Online Bible Commentary
Ecclesiastes 8:1 Who is like a wise man? And who knows the interpretation of a thing? A man's wisdom makes his face shine, And the sternness of his face is changed. 2 I say, "Keep the king's commandment for the sake of your oath to God. 3 Do not be hasty to go from his presence. Do not take your stand for an evil thing, for he does whatever pleases him." 4 Where the word of a king is, there is power; And who may say to him, "What are you doing?" 5 He who keeps his command will experience nothing harmful; And a wise man's heart discerns both time and judgment, 6 Because for every matter there is a time and judgment, Though the misery of man increases greatly. 7 For he does not know what will happen; So who can tell him when it will occur? 8 No one has power over the spirit to retain the spirit, And no one has power in the day of death. There is no release from that war, And wickedness will not deliver those who are given to it. 9 All this I have seen, and applied my heart to every work that is done under the sun: There is a time in which one man rules over another to his own hurt. (NKJV)
The book of Ecclesiastes is classified as wisdom literature. Wisdom literature is especially concerned with helping us to deal with the issues of life. It is believed that Solomon wrote this book late in his life.
When Solomon became the king of Israel in 970 B.C. the first thing he asked of God was to be wise. God answered his prayer and made him the wisest man ever to live, at the age of nineteen (1 Kings 3:12).
Solomon begins this passage by declaring that there are not many truly wise men (v. 1a). The evidence of a wise man can be found in his appearance. He exudes a sense of joy and peace, which come only from God (v. 1b).

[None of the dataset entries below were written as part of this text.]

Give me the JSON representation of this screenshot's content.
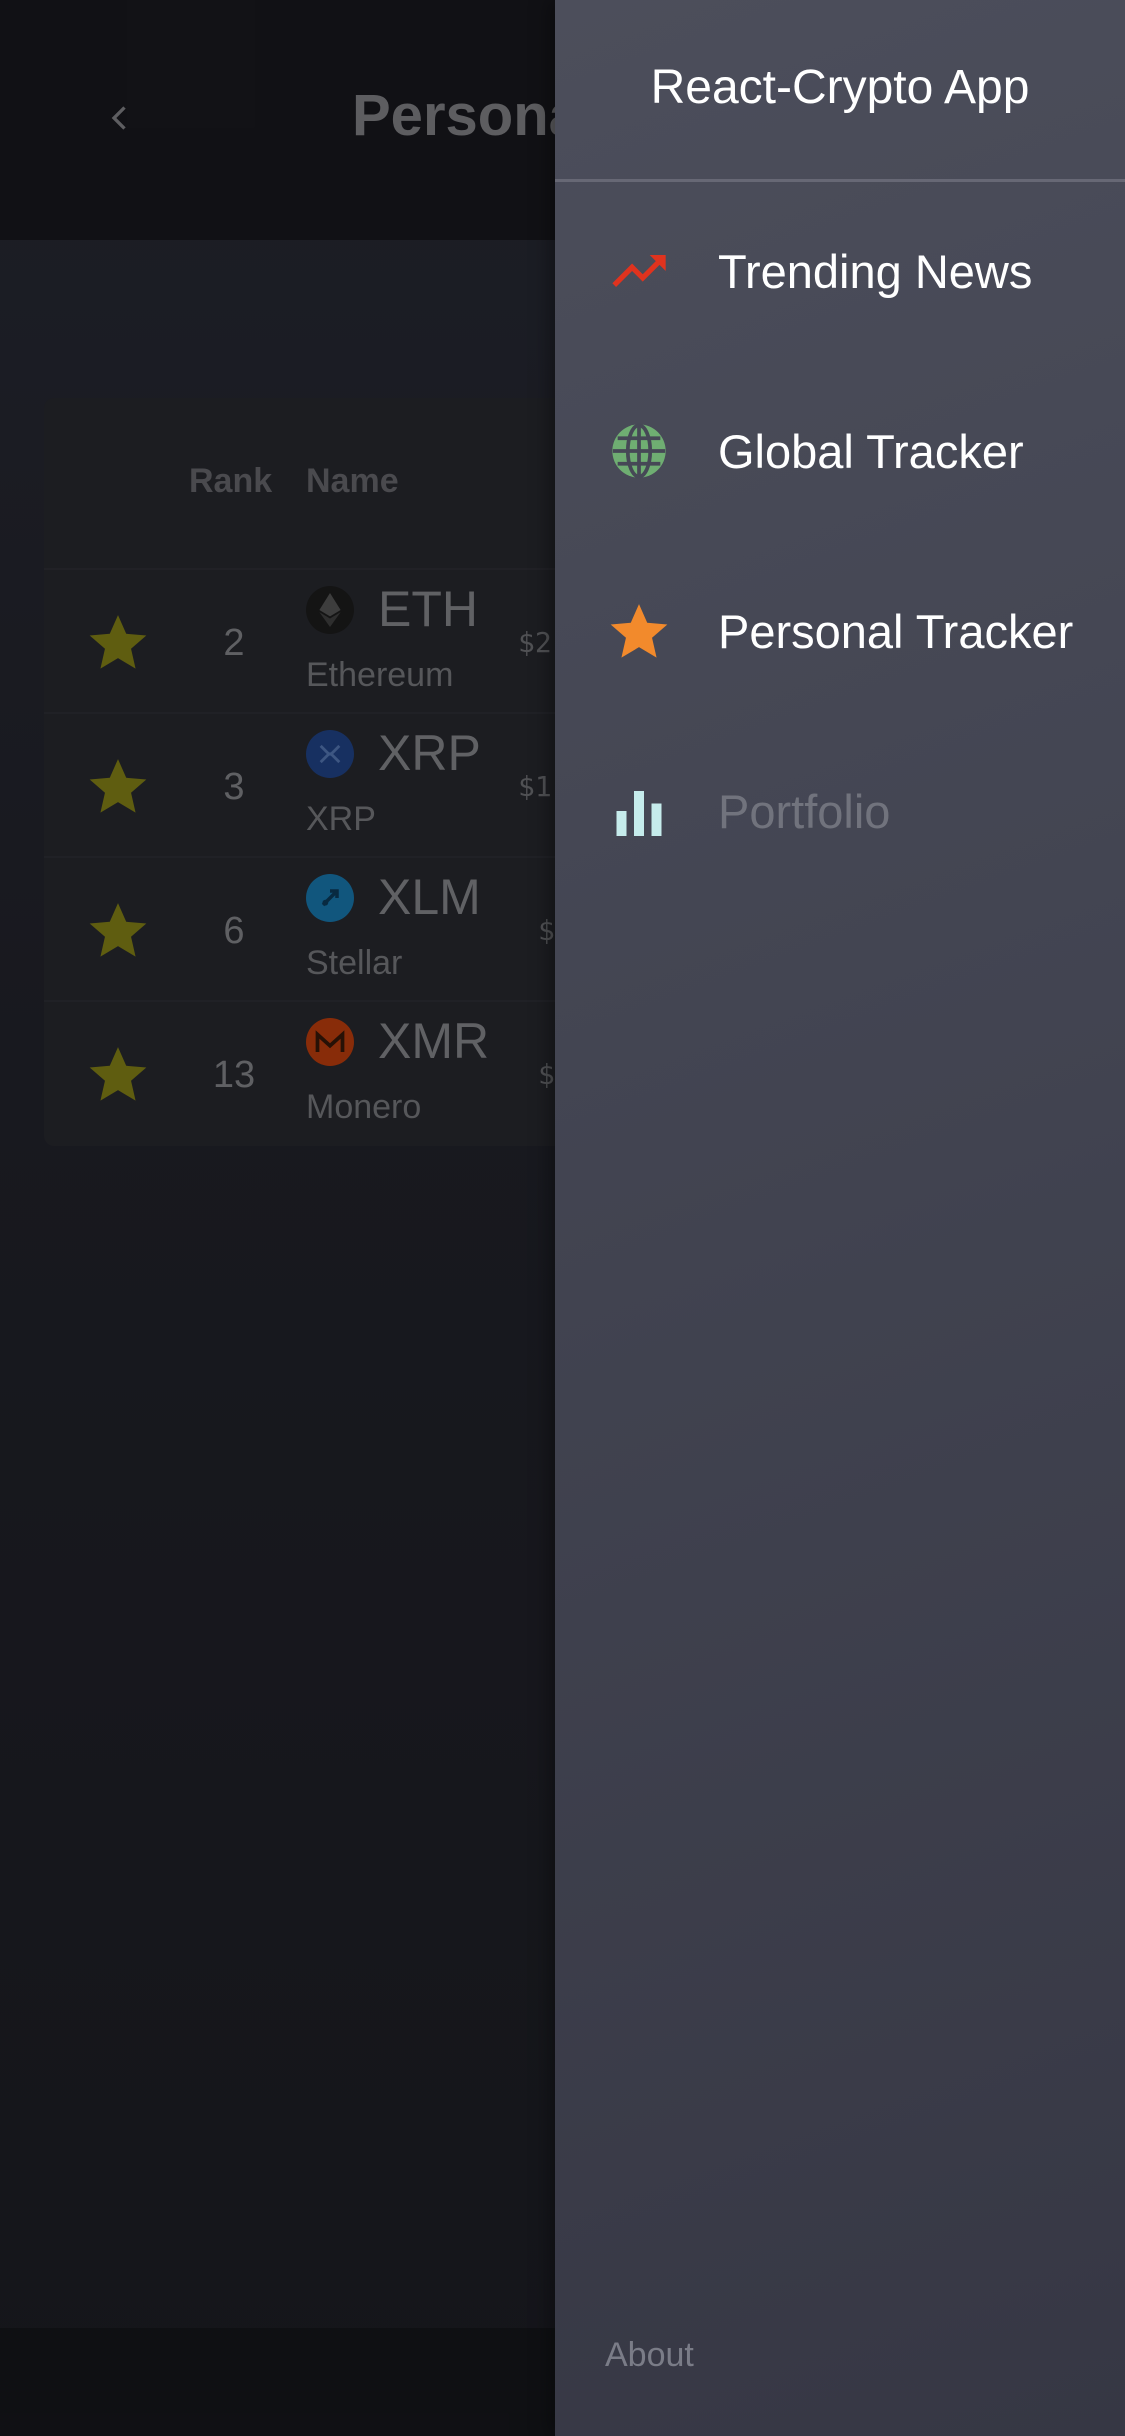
{
  "page": {
    "title": "Personal Tracker"
  },
  "table": {
    "headers": {
      "rank": "Rank",
      "name": "Name"
    },
    "rows": [
      {
        "rank": "2",
        "symbol": "ETH",
        "name": "Ethereum",
        "price_visible": "$2",
        "icon": "ethereum-icon",
        "icon_color": "#1e1e1e"
      },
      {
        "rank": "3",
        "symbol": "XRP",
        "name": "XRP",
        "price_visible": "$1",
        "icon": "xrp-icon",
        "icon_color": "#23488f"
      },
      {
        "rank": "6",
        "symbol": "XLM",
        "name": "Stellar",
        "price_visible": "$",
        "icon": "stellar-icon",
        "icon_color": "#1a7fb8"
      },
      {
        "rank": "13",
        "symbol": "XMR",
        "name": "Monero",
        "price_visible": "$",
        "icon": "monero-icon",
        "icon_color": "#c9410e"
      }
    ]
  },
  "drawer": {
    "title": "React-Crypto App",
    "items": [
      {
        "label": "Trending News",
        "icon": "trending-up-icon",
        "color": "#e0331e",
        "disabled": false
      },
      {
        "label": "Global Tracker",
        "icon": "globe-icon",
        "color": "#6fae72",
        "disabled": false
      },
      {
        "label": "Personal Tracker",
        "icon": "star-icon",
        "color": "#f28a2c",
        "disabled": false
      },
      {
        "label": "Portfolio",
        "icon": "bar-chart-icon",
        "color": "#c6ecec",
        "disabled": true
      }
    ],
    "footer_link": "About"
  },
  "colors": {
    "favorite_star": "#8c8a18",
    "drawer_bg": "#464856",
    "appbar_bg": "#1a1a20"
  }
}
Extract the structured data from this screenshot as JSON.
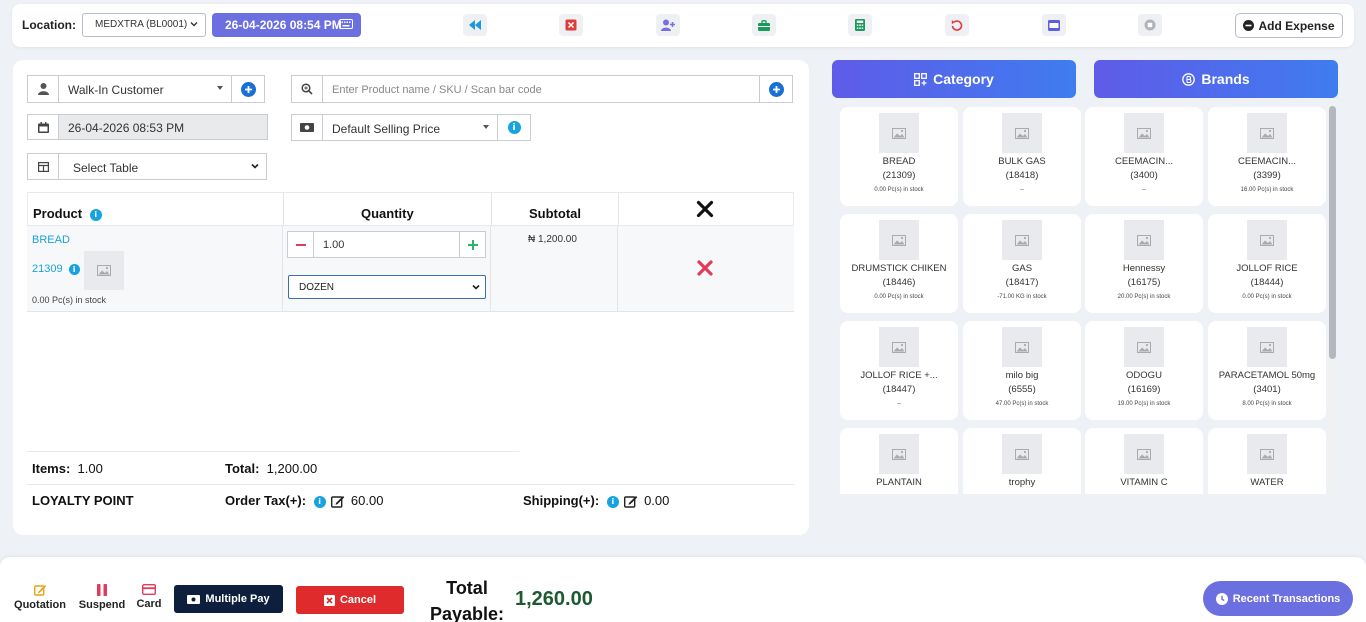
{
  "topbar": {
    "location_label": "Location:",
    "location_value": "MEDXTRA (BL0001)",
    "datetime": "26-04-2026 08:54 PM",
    "add_expense_label": "Add Expense",
    "icons": [
      "rewind-icon",
      "close-box-icon",
      "add-user-icon",
      "briefcase-icon",
      "calculator-icon",
      "undo-icon",
      "window-icon",
      "stop-icon"
    ],
    "icon_colors": [
      "#1a9ad6",
      "#e03b3b",
      "#7a6fe0",
      "#1a9a5a",
      "#1a9a5a",
      "#e03b3b",
      "#5b5fe0",
      "#b0b4ba"
    ]
  },
  "form": {
    "customer": "Walk-In Customer",
    "search_placeholder": "Enter Product name / SKU / Scan bar code",
    "date": "26-04-2026 08:53 PM",
    "price_group": "Default Selling Price",
    "table_select": "Select Table"
  },
  "table": {
    "headers": {
      "product": "Product",
      "quantity": "Quantity",
      "subtotal": "Subtotal"
    },
    "rows": [
      {
        "name": "BREAD",
        "sku": "21309",
        "stock": "0.00 Pc(s) in stock",
        "qty": "1.00",
        "unit": "DOZEN",
        "subtotal": "₦ 1,200.00"
      }
    ]
  },
  "summary": {
    "items_label": "Items:",
    "items_value": "1.00",
    "total_label": "Total:",
    "total_value": "1,200.00",
    "loyalty_label": "LOYALTY POINT",
    "tax_label": "Order Tax(+):",
    "tax_value": "60.00",
    "shipping_label": "Shipping(+):",
    "shipping_value": "0.00"
  },
  "right": {
    "category_label": "Category",
    "brands_label": "Brands",
    "products": [
      {
        "name": "BREAD",
        "code": "(21309)",
        "stock": "0.00 Pc(s) in stock"
      },
      {
        "name": "BULK GAS",
        "code": "(18418)",
        "stock": "--"
      },
      {
        "name": "CEEMACIN...",
        "code": "(3400)",
        "stock": "--"
      },
      {
        "name": "CEEMACIN...",
        "code": "(3399)",
        "stock": "16.00 Pc(s) in stock"
      },
      {
        "name": "DRUMSTICK CHIKEN",
        "code": "(18446)",
        "stock": "0.00 Pc(s) in stock"
      },
      {
        "name": "GAS",
        "code": "(18417)",
        "stock": "-71.00 KG in stock"
      },
      {
        "name": "Hennessy",
        "code": "(16175)",
        "stock": "20.00 Pc(s) in stock"
      },
      {
        "name": "JOLLOF RICE",
        "code": "(18444)",
        "stock": "0.00 Pc(s) in stock"
      },
      {
        "name": "JOLLOF RICE +...",
        "code": "(18447)",
        "stock": "--"
      },
      {
        "name": "milo big",
        "code": "(6555)",
        "stock": "47.00 Pc(s) in stock"
      },
      {
        "name": "ODOGU",
        "code": "(16169)",
        "stock": "19.00 Pc(s) in stock"
      },
      {
        "name": "PARACETAMOL 50mg",
        "code": "(3401)",
        "stock": "8.00 Pc(s) in stock"
      },
      {
        "name": "PLANTAIN",
        "code": "",
        "stock": ""
      },
      {
        "name": "trophy",
        "code": "",
        "stock": ""
      },
      {
        "name": "VITAMIN C",
        "code": "",
        "stock": ""
      },
      {
        "name": "WATER",
        "code": "",
        "stock": ""
      }
    ]
  },
  "footer": {
    "quotation": "Quotation",
    "suspend": "Suspend",
    "card": "Card",
    "multiple_pay": "Multiple Pay",
    "cancel": "Cancel",
    "total_payable_line1": "Total",
    "total_payable_line2": "Payable:",
    "total_payable_value": "1,260.00",
    "recent_transactions": "Recent Transactions"
  },
  "colors": {
    "accent": "#6b6fe0",
    "danger": "#df2b2b",
    "dark": "#0d1f3c",
    "total_green": "#1e5a31",
    "link": "#1aa3d6"
  }
}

Scripture informs us that God has placed rulers in their positions and we are to obey their commands as if they were commands from God (v. 2). The only exception would be if we know for sure that their command is not from God (v. 3a). We are not to “stand for an evil thing”, sin (v. 3b), for rulers stand for what pleases them, even when it does not please God (v. 3c). We must stand only for what pleases God.
However, we must be mindful of the power wielded by the laws of rulers, and who can question them (v. 4)? If we obey the law we will not be harmed, physically, and the wise man has good timing and “judgment” concerning the law (v. 5). He is able to judge between good and evil and the proper course of action if needed to resist evil. His judgment to resist evil will “greatly” increase his “misery” (v. 6). But “he does not know what will happen; So who can tell him when it will occur” ( v.7)?
No man has the power over our spirit, to “retain” it, and no one has the power over the “day of death”, the day when our spirit will depart (v. 8a). There is no escaping “that war”, death (v. 8b). “Wickedness”, doing evil, will not allow those who practice it to escape death (v. 8c). Only God has the power over life and death.
Solomon, in his “work” as king, has “seen” all of this in action (v. 9a). “There is a time in which one man rules over another to his own hurt” (v. 9b).
So who is the man being hurt by the giving of laws that do not please God? Is it the one who gives the law, the one who obeys the law, or both? The text is not clear, perhaps on purpose. Solomon likely means that both are hurt.
The ones who establish evil laws, such as abortion and homosexual marriage, will face judgment from God. He has given them great authority and with that comes great accountability. They have acted in a manner that does not please God and they will be held accountable.
By the same token, those who stand up for these evil laws will also be held accountable for supporting and promoting sin. They will be judged by God.
Either way, I would not want to be in their shoes. Christians are called to obey God first, and man second. We are called to please God at all times. That is how we glorify God with our lives. That is our purpose in life.